Open core systems – systems into which you can integrate, or at least interface, various third-party software packages – have been a thing for decades. And yet, the definition of an open system is … well … still open to interpretation.
Every core provider out there will claim to offer an open system. To a certain extent, it’s true, too. With enough brute force and a big enough hammer, you really can jam a square peg into a round hole. Of course, the ill-fitting result won’t necessarily produce the experience your employees or your members deserve.
There are a number of larger core processors whose income models are based on selling you core, and then selling you a wide range of ancillary products. These providers are forced to offer open systems. That’s because without an ostensibly open system, they wouldn’t be able to integrate their other products, which are more often than not the result of acquisition rather than true innovation.
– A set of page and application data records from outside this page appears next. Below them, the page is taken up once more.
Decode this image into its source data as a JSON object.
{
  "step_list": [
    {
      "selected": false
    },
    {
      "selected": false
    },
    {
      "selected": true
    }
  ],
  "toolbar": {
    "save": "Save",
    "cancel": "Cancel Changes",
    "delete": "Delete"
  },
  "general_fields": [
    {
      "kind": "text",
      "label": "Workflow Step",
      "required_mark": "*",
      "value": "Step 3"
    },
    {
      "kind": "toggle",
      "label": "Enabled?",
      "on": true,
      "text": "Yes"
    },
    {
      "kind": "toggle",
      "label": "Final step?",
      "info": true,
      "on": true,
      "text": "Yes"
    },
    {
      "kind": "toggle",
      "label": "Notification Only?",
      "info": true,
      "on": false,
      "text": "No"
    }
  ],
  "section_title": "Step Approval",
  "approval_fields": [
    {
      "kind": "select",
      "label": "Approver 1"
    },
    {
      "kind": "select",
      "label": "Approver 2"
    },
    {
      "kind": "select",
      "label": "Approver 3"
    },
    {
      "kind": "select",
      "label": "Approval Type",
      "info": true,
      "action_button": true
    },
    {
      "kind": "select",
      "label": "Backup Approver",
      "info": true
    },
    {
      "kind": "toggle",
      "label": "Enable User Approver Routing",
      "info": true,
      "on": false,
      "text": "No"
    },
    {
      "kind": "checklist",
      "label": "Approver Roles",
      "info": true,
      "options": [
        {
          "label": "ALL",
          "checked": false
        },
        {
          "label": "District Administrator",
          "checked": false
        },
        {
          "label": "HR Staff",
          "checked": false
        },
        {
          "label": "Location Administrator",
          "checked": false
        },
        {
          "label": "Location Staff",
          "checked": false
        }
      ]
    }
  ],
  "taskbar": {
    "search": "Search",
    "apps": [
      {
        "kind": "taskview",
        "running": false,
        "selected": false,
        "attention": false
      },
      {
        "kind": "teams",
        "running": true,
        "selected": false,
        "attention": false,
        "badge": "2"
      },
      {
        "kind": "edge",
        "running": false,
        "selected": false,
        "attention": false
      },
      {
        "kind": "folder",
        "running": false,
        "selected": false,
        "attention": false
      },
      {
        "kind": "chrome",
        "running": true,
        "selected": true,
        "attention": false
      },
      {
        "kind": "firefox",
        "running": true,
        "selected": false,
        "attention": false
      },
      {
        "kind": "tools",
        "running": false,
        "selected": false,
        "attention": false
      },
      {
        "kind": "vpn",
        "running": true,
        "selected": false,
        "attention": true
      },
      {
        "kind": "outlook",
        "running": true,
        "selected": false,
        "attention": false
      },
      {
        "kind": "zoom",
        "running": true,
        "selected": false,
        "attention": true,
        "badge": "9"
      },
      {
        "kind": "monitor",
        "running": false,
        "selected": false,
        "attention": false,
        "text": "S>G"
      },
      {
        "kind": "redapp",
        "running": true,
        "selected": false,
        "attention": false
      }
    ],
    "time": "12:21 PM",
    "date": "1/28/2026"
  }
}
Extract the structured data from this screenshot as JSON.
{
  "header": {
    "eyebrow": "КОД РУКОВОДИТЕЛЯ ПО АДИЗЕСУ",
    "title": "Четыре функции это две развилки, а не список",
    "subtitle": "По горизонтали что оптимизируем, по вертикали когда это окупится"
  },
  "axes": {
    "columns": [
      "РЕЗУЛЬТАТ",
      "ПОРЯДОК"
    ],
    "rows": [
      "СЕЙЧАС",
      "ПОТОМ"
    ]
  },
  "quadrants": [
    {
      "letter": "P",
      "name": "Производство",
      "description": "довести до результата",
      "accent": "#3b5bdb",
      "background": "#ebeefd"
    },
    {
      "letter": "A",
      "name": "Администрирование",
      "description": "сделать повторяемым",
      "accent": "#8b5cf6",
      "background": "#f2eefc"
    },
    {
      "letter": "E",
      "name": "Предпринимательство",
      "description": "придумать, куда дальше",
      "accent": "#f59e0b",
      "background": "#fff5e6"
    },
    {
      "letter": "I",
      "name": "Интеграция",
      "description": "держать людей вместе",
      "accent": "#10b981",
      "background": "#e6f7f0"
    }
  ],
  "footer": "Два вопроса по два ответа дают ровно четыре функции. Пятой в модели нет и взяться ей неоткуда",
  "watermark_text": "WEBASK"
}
Typically, to “encourage” your credit union to buy their product, instead of a third-party product that may be better and just as easily integrated, these core providers will charge an exorbitant “integration fee.” In the core processing business, integration fee is shorthand for “we’re going to make this so cost-prohibitive it won’t make financial sense to buy anyone else’s products.” These companies would rather play financial shenanigans than compete on a level playing field.
Then there are systems that are open only because their manufacturers have created a layer of middleware to serve as a bridge between their potentially dated technology and the rest of the fintech industry. Naturally, to obtain this middleware, you have to license it from the core provider for a fee. Like the core providers in my earlier scenario, these companies won’t let you choose a third-party product without getting at least a piece of the action.
Finally, at the other end of the spectrum are core providers that actually want you to succeed. They understand that each credit union should be able to make its own technology decisions in its own best interests, without being nickeled and dimed into oblivion.
Such a provider offers a truly open API and doesn’t charge you anything to access it. What’s more, if you need help integrating a third-party product, they’ll provide that assistance, also without charge. That’s what I call open.
How should we define an open system into today’s modern technology world? Consider these three questions:
Can you integrate a third-party product without paying an exorbitant integration fee?
Can you also do so without licensing expensive middleware?
Finally, will your core provider actively support all of your technology decisions without trying to profit from them?
If you can answer yes to these three questions, you have a truly open system.